Robust inkjet printer sales and fewer charges narrowed Eastman Kodak Co.'s loss to $168 million in the second quarter, but its slumping film business cast a shadow over the photography pioneer's prolonged digital transformation.
Kodak's adjusted earnings fell short of Wall Street expectations as profit from traditional film-based products plunged 43 percent, squeezed in part by the economy's crimp in motion-picture film sales.
Snapping a run of two consecutive quarterly profits, the April-June period raised renewed concerns about Kodak's ability to make good on its painful digital transformation and shares slid hard when the market opened. The 129-year-old company has eliminated almost 50,000 jobs since 2002, and its work force of 20,300 is its smallest since the 1930s.
Sales dropped 11 percent to $1.57 billion from $1.77 billion.
Revenue from digital businesses fell 6 percent to $1.1 billion from $1.17 billion, dragged down by an 11 percent drop in sales of cameras, video cameras and other consumer products. Film-based revenue slid 21 percent to $466 million from $593 million as earnings from operations fell to $29 million from $51 million.
Kodak said it lost the equivalent of 63 cents a share in the second quarter. That compared with a loss of $189 million, or 70 cents per share, a year earlier.
Excluding restructuring and tax-related charges of $31 million, or 11 cents a share, Kodak said it lost $136 million, or 51 cents per share. That compares with $75 million in one-time charges in last year's second quarter.
Analysts polled by Thomson Reuters, whose estimates typically exclude one-time items, expected Kodak to lose 32 cents per share on sales of $1.69 billion.
When the market opened, the company's stock tumbled 8 percent, or 40 cents, to $4.53. The stock is trading at the lower end of its 52-week range of $2.87 to $9.08 a share.
Revenue from consumer inkjet printers and ink swelled by 50 percent in the quarter and sales in its commercial printing businesses grew 9 percent.

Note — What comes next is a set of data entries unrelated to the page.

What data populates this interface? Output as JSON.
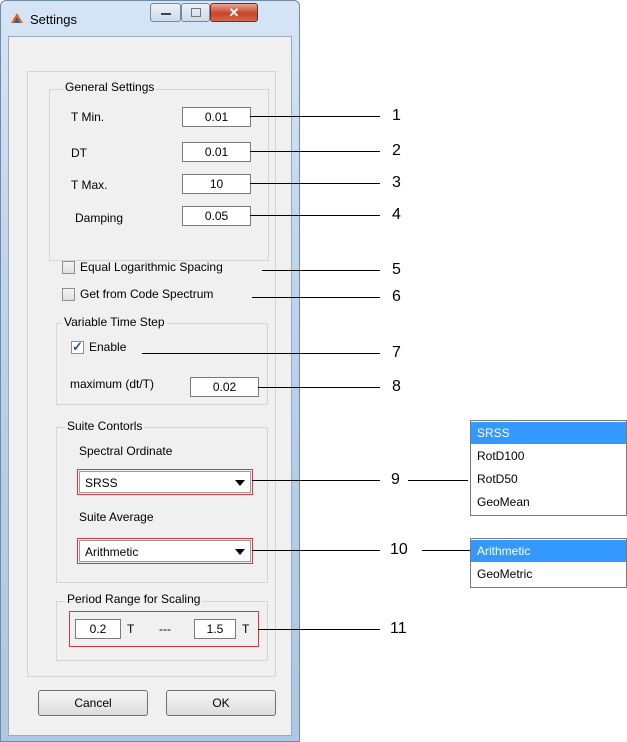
{
  "window": {
    "title": "Settings"
  },
  "general": {
    "title": "General Settings",
    "tmin_label": "T Min.",
    "tmin_value": "0.01",
    "dt_label": "DT",
    "dt_value": "0.01",
    "tmax_label": "T Max.",
    "tmax_value": "10",
    "damping_label": "Damping",
    "damping_value": "0.05"
  },
  "options": {
    "equal_log_label": "Equal Logarithmic Spacing",
    "equal_log_checked": false,
    "code_spectrum_label": "Get from Code Spectrum",
    "code_spectrum_checked": false
  },
  "variable": {
    "title": "Variable Time Step",
    "enable_label": "Enable",
    "enable_checked": true,
    "max_label": "maximum (dt/T)",
    "max_value": "0.02"
  },
  "suite": {
    "title": "Suite Contorls",
    "ordinate_label": "Spectral Ordinate",
    "ordinate_value": "SRSS",
    "average_label": "Suite Average",
    "average_value": "Arithmetic"
  },
  "period": {
    "title": "Period Range for Scaling",
    "min_value": "0.2",
    "unit1": "T",
    "separator": "---",
    "max_value": "1.5",
    "unit2": "T"
  },
  "buttons": {
    "cancel": "Cancel",
    "ok": "OK"
  },
  "callouts": [
    "1",
    "2",
    "3",
    "4",
    "5",
    "6",
    "7",
    "8",
    "9",
    "10",
    "11"
  ],
  "ordinate_options": [
    "SRSS",
    "RotD100",
    "RotD50",
    "GeoMean"
  ],
  "average_options": [
    "Arithmetic",
    "GeoMetric"
  ]
}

Kodak aims to begin drawing profits in 2011 from consumer inkjet printers, having doubled sales to more than 2 million units last year. It expects its commercial inkjet systems to become profitable in 2012.
The company is relying on lower costs, royalties from digital-camera inventions, and rapidly shrinking but still high-margin film revenue as it battles to remake itself.
After a $3.4 billion turnaround from 2004 to 2007, Kodak's momentum was stalled by the economic downturn.
It ran up four quarterly losses before turning profitable again in the last three months of 2009. But its $119 million profit in the first quarter was produced by a one-time, $550 million settlement deal with Samsung Electronics Co. over disputed digital-imaging technology.